◆ HOW TO COMPLETE THIS TASK:
From the first record below to the last, retype each one exactly.

════

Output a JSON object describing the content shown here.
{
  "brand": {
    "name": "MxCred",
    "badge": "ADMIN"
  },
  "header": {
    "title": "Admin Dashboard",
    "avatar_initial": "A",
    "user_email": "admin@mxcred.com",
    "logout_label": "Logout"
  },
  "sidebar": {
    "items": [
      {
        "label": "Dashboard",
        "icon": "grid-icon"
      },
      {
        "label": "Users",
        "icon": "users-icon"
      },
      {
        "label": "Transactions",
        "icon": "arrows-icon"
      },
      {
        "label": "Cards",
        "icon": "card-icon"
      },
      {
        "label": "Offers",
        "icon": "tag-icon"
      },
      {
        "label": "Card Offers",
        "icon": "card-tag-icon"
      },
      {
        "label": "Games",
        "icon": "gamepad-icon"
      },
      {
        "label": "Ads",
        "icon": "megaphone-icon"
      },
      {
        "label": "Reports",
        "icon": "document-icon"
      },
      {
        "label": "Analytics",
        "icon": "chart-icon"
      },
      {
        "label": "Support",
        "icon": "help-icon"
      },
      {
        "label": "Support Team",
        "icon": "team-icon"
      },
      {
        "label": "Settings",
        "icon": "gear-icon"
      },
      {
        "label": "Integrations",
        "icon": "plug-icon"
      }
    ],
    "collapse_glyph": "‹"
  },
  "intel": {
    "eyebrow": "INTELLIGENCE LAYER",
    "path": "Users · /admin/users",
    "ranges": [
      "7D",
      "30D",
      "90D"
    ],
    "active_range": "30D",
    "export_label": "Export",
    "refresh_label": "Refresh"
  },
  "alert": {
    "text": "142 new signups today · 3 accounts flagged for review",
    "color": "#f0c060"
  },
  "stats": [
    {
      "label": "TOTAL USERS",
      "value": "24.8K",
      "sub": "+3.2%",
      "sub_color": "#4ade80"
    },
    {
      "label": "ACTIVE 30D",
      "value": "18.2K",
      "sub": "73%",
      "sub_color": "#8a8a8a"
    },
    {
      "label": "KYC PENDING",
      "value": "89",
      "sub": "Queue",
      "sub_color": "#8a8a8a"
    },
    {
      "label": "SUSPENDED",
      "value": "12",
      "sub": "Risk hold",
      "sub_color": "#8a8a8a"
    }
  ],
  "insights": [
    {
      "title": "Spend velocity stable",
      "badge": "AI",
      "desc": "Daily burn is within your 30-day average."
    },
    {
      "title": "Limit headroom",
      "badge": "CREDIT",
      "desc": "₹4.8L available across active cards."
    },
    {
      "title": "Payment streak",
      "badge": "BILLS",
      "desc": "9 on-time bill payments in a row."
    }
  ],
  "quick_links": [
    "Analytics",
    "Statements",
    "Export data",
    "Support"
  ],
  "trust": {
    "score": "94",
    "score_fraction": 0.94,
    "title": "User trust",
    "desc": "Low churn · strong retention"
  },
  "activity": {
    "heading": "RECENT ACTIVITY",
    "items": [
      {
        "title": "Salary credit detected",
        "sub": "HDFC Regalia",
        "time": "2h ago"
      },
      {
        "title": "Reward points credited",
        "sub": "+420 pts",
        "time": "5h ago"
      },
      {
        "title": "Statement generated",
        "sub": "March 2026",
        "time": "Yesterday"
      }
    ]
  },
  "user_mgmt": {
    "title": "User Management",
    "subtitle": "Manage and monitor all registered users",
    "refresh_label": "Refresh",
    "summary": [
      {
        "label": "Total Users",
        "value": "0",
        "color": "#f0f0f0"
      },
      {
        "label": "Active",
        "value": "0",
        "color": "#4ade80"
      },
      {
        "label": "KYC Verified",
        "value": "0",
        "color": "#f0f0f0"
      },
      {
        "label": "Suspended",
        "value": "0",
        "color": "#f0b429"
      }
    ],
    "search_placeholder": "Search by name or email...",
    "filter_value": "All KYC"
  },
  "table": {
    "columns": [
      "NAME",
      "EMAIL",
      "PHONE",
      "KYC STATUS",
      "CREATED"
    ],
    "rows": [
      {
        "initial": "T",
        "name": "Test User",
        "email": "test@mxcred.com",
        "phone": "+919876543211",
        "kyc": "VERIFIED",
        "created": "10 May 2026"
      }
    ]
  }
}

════

◆ RESULT OF THE EXERCISE:
Output a JSON object describing the content shown here.
{
  "brand": {
    "name": "MxCred",
    "badge": "ADMIN"
  },
  "header": {
    "title": "Admin Dashboard",
    "avatar_initial": "A",
    "user_email": "admin@mxcred.com",
    "logout_label": "Logout"
  },
  "sidebar": {
    "items": [
      {
        "label": "Dashboard",
        "icon": "grid-icon"
      },
      {
        "label": "Users",
        "icon": "users-icon"
      },
      {
        "label": "Transactions",
        "icon": "arrows-icon"
      },
      {
        "label": "Cards",
        "icon": "card-icon"
      },
      {
        "label": "Offers",
        "icon": "tag-icon"
      },
      {
        "label": "Card Offers",
        "icon": "card-tag-icon"
      },
      {
        "label": "Games",
        "icon": "gamepad-icon"
      },
      {
        "label": "Ads",
        "icon": "megaphone-icon"
      },
      {
        "label": "Reports",
        "icon": "document-icon"
      },
      {
        "label": "Analytics",
        "icon": "chart-icon"
      },
      {
        "label": "Support",
        "icon": "help-icon"
      },
      {
        "label": "Support Team",
        "icon": "team-icon"
      },
      {
        "label": "Settings",
        "icon": "gear-icon"
      },
      {
        "label": "Integrations",
        "icon": "plug-icon"
      }
    ],
    "collapse_glyph": "‹"
  },
  "intel": {
    "eyebrow": "INTELLIGENCE LAYER",
    "path": "Users · /admin/users",
    "ranges": [
      "7D",
      "30D",
      "90D"
    ],
    "active_range": "30D",
    "export_label": "Export",
    "refresh_label": "Refresh"
  },
  "alert": {
    "text": "142 new signups today · 3 accounts flagged for review",
    "color": "#f0c060"
  },
  "stats": [
    {
      "label": "TOTAL USERS",
      "value": "24.8K",
      "sub": "+3.2%",
      "sub_color": "#4ade80"
    },
    {
      "label": "ACTIVE 30D",
      "value": "18.2K",
      "sub": "73%",
      "sub_color": "#8a8a8a"
    },
    {
      "label": "KYC PENDING",
      "value": "89",
      "sub": "Queue",
      "sub_color": "#8a8a8a"
    },
    {
      "label": "SUSPENDED",
      "value": "12",
      "sub": "Risk hold",
      "sub_color": "#8a8a8a"
    }
  ],
  "insights": [
    {
      "title": "Spend velocity stable",
      "badge": "AI",
      "desc": "Daily burn is within your 30-day average."
    },
    {
      "title": "Limit headroom",
      "badge": "CREDIT",
      "desc": "₹4.8L available across active cards."
    },
    {
      "title": "Payment streak",
      "badge": "BILLS",
      "desc": "9 on-time bill payments in a row."
    }
  ],
  "quick_links": [
    "Analytics",
    "Statements",
    "Export data",
    "Support"
  ],
  "trust": {
    "score": "94",
    "score_fraction": 0.94,
    "title": "User trust",
    "desc": "Low churn · strong retention"
  },
  "activity": {
    "heading": "RECENT ACTIVITY",
    "items": [
      {
        "title": "Salary credit detected",
        "sub": "HDFC Regalia",
        "time": "2h ago"
      },
      {
        "title": "Reward points credited",
        "sub": "+420 pts",
        "time": "5h ago"
      },
      {
        "title": "Statement generated",
        "sub": "March 2026",
        "time": "Yesterday"
      }
    ]
  },
  "user_mgmt": {
    "title": "User Management",
    "subtitle": "Manage and monitor all registered users",
    "refresh_label": "Refresh",
    "summary": [
      {
        "label": "Total Users",
        "value": "0",
        "color": "#f0f0f0"
      },
      {
        "label": "Active",
        "value": "0",
        "color": "#4ade80"
      },
      {
        "label": "KYC Verified",
        "value": "0",
        "color": "#f0f0f0"
      },
      {
        "label": "Suspended",
        "value": "0",
        "color": "#f0b429"
      }
    ],
    "search_placeholder": "Search by name or email...",
    "filter_value": "All KYC"
  },
  "table": {
    "columns": [
      "NAME",
      "EMAIL",
      "PHONE",
      "KYC STATUS",
      "CREATED"
    ],
    "rows": [
      {
        "initial": "T",
        "name": "Test User",
        "email": "test@mxcred.com",
        "phone": "+919876543211",
        "kyc": "VERIFIED",
        "created": "10 May 2026"
      }
    ]
  }
}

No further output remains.